Alot has been written about Delhi’s air pollution problem during the winter. This may have obscured Delhi’s summer air pollution problem as well as the air pollution issues faced by other large Indian cities.

The Ministry of Earth Sciences undertook a study in October 2018 indicating that 21 per cent of the air pollution in Delhi was caused by dust. The high-speed winds that blow during the summer contribute to spreading harmful pollutants coming from other states like Rajasthan, Gujarat and Haryana. During the summer, the burning of wheat stubble in nearby agricultural areas exacerbates Delhi’s air pollution, as do forest fires in Uttarakhand.
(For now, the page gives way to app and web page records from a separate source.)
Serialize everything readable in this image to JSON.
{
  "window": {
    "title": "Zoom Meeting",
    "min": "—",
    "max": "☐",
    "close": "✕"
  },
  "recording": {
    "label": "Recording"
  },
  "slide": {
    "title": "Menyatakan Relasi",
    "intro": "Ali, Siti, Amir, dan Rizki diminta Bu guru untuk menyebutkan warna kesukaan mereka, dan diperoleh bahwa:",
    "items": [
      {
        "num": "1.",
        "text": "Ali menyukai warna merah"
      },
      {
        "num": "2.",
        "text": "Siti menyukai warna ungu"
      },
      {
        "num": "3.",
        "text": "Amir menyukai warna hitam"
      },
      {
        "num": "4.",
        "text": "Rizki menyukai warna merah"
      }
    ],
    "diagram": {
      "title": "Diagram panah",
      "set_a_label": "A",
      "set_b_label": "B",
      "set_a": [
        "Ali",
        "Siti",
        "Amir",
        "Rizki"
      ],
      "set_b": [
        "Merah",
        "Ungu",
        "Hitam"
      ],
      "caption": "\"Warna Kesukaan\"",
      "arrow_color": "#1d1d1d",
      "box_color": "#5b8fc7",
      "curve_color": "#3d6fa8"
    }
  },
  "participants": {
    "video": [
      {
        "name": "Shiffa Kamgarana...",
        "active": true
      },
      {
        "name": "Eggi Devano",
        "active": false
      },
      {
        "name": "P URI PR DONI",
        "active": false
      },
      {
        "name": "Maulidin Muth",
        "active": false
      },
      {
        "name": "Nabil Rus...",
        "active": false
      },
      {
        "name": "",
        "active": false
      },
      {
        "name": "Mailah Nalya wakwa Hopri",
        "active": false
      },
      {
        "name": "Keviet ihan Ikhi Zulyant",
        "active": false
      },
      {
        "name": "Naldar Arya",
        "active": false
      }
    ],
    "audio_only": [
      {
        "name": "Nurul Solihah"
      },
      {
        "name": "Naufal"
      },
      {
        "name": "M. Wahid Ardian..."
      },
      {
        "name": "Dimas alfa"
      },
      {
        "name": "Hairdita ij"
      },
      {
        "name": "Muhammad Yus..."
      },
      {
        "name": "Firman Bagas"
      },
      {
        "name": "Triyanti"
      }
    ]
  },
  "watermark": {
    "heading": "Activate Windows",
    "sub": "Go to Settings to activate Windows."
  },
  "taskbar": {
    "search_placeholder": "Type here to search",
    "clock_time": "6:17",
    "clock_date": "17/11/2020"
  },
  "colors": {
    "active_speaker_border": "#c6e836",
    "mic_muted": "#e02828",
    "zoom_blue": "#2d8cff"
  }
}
On 13 May 2019, the air quality index reached a critical level for particulate matter 2.5, with an average recording of 154 micrograms per cubic meter. This is approximately five times the level for a safe environment. In some areas of the national capital region, the air quality index registered 500 micrograms per cubic meter.

The change in vehicular and domestic emissions (shifting to CNG and LPG) has led to an increase in nitrogen oxides. The chemical reactions of various oxides of nitrogen during summer heat is said to have produced some of the most harmful pollutants.

Apart from various regular pollutants, ozone gas emerged as a key pollutant in Delhi during the summer. The Centre for Science and Environment analyzed the data given by the Central Pollution Board for Delhi NCR on a daily level from 1 April to 15 June 2019. This report found that the ozone levels in Delhi exceeded the average prescribed level by a huge amount this summer as compared to the previous summer: The ozone levels in Delhi were as high as 16 per cent in 2019 compared to 5 per cent in 2018. This summer the highest concentration of ozone rose by 1.22 times from the standard prescribed level to a figure of 122 microgram per cubic meter. In May 2019, 20 per cent of the days exceeded the prescribed level as compared to 3 per cent in May 2018.

So far, various studies and reports on air pollution have been limited to Delhi. However, if we analyze the air pollution in nearby towns of northern India like Jaipur, Patna, Raipur, Gwalior and Allahabad, one can see the air quality index is almost as harmful as that of Delhi.

The experience of Delhi in dealing with environmental problems on a penal level has shown that instilling deterrence by strictly punishing the offenders of environmental regulations and banning pollutants like firecrackers has actually been successful in curbing violations. This can be linked to the psychology prevalent in the mindset of the people, who have assumed that they can get away with a serious violation of environmental norms as it is not considered a grave offence.

Some long-term holistic solution needs to be launched to tackle air pollution before it becomes a national issue. This air pollution is the main cause of global warming, climate change and damage to the ozone layer. Apart from various public-spirited citizens and groups like Care for Air, there is a need for various state organs and common citizens to step in. There needs to be a sensitization drive across India to make people aware of the causes of air pollution along with all possible remedies.